- Checklist Rubric – Just a smart way to make sure everyone knows exactly what they need to do! see above.
- Group member evaluation – A part of their final grade (10%) involves the grade they get from their peers. I have them do two evaluations one in middle of project one at the end on each member of their group and themselves. I find this to be important, because they again hold each other accountable.
This is by no means a comprehensive guide to doing that science fair you have always wanted to do, but I do think this will get you started. Every school is different and value different things, but with lots of planning you can be a great success at your science fair. But if you need a pep talk email me I will be happy to get you going!
Tests can be a great challenge for many middle school students, especially in the 5th/6th grade transition year. Some of my students have never really ever taken a test until this year! So as a teacher, I feel it is important to ensure my students are prepared! I expect nothing but the best, so I give them the best test taking strategies! I have found that these skills are very helpful and many of my students thank me for teaching this to them.
Before The Test
Organize It! · Write It! · Say It!
I use a 3 day study plan to get my kids learning a system to prepare. Day 1 they organize all of their notes. I send home a check list with every document and worksheet they need to have both on the iPad and on paper. Based on this checklist, I give a notebook quiz (If we don’t grade them they won’t do it!)
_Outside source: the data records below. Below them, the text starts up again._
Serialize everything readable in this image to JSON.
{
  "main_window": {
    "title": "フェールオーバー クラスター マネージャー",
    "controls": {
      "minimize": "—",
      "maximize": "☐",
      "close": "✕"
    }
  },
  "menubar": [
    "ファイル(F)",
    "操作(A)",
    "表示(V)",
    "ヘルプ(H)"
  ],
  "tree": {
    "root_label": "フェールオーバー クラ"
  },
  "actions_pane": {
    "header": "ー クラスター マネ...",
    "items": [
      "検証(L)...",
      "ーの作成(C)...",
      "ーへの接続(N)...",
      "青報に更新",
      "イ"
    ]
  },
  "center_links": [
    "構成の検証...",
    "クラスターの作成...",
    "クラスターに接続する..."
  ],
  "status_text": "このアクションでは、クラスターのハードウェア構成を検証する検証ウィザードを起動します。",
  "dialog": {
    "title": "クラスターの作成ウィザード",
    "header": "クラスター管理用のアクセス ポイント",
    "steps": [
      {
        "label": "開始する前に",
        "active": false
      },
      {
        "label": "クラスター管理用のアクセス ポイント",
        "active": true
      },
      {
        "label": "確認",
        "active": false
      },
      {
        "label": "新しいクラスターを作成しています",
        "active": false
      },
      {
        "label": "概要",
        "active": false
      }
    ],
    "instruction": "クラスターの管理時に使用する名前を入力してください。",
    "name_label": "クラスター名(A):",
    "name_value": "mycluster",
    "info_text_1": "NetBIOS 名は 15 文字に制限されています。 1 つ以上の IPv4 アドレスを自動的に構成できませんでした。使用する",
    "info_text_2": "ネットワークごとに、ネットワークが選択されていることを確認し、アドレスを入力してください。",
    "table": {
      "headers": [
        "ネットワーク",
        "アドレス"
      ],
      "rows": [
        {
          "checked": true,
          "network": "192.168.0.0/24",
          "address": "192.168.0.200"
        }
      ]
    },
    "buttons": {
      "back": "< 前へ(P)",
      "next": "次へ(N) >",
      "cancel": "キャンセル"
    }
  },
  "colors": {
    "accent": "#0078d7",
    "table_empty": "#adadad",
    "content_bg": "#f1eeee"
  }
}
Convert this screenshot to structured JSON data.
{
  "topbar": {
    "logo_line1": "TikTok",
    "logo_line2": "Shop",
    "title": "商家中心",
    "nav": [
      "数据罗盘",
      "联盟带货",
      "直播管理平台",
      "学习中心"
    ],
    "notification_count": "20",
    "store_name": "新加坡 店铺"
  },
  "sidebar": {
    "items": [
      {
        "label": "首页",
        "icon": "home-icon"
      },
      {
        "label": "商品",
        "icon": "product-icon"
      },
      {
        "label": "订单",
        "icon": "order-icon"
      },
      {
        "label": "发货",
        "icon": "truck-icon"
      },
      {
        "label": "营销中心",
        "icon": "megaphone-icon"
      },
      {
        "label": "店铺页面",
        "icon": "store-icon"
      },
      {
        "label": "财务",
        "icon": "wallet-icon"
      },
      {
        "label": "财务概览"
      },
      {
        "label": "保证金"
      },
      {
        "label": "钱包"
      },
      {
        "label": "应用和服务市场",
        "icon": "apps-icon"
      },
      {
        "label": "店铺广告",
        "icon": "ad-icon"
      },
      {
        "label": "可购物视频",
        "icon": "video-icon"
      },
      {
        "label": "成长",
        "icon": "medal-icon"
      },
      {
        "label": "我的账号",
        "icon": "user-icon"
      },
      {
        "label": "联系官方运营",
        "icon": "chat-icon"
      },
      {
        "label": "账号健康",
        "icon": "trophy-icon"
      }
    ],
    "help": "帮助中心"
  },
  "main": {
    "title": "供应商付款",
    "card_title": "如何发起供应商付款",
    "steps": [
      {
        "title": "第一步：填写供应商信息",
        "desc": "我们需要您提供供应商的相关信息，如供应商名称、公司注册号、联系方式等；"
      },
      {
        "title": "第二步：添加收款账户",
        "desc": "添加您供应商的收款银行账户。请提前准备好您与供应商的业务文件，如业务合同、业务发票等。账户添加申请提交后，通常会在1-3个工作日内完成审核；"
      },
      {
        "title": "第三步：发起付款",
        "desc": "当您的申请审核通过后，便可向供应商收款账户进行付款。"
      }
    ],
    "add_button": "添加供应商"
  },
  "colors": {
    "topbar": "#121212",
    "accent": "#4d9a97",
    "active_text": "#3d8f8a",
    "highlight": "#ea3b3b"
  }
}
Day 2, they get a review sheet with important hints to remember and I also throw in some practice questions, especially at the start of the year when they need to get used to how I test. (Application VS Memorization)
Day 3, Read, Recite and Review. They have to come to class with a recording of themselves they can listen to or some type of proof that they have reviewed. Remember they won’t do it if there is no grade! Some of my more attentive students write the answers to their review on flash cards to start and then use these flashcards before their test. Some kids have their parents sign that they helped the review. All acceptable!
I have found that they students who don’t take this seriously are generally the ones that do not perform as well as they can. This strategy helps them on their own identify things they do not understand and come see me or ask for help before it is too late!
During The Test
- Brain Dump – Write down things at the start of the test that are difficult to remember in margins or on back.
- Underline/Circle Key Words – Read instructions and questions actively! Underline and Circle Key words
- Cross-Out Wrong Answers – It sounds simple but they don’t do it. Eliminating wrong answers frees up working memory to focus more on finding the right answers.
- Find Your Challenge – Who says you have to go in order. Do more difficult sections 1st while your fresh and not fatigued from the test
- Review your work – WHY DON’T THEY DO THIS? I have to teach and re-teach my students that this does not mean check that you did every question , check that they are correct too!
After The Test
- Do not just focus on your GRADE! – Look for trends in “your” test data. Where did they do well? Where did they Struggle? Is multiple choice their weakness or their strength? Is there one concept that they recurring struggled with. Middle schoolers don’t know how to do this, you have to teach them this skill!
- Test corrections – I make every student fill out a test correction worksheet and keep them to compare where they continue to struggle on tests.
- Reflect on preparation – This is just as important at the end as it is in the beginning!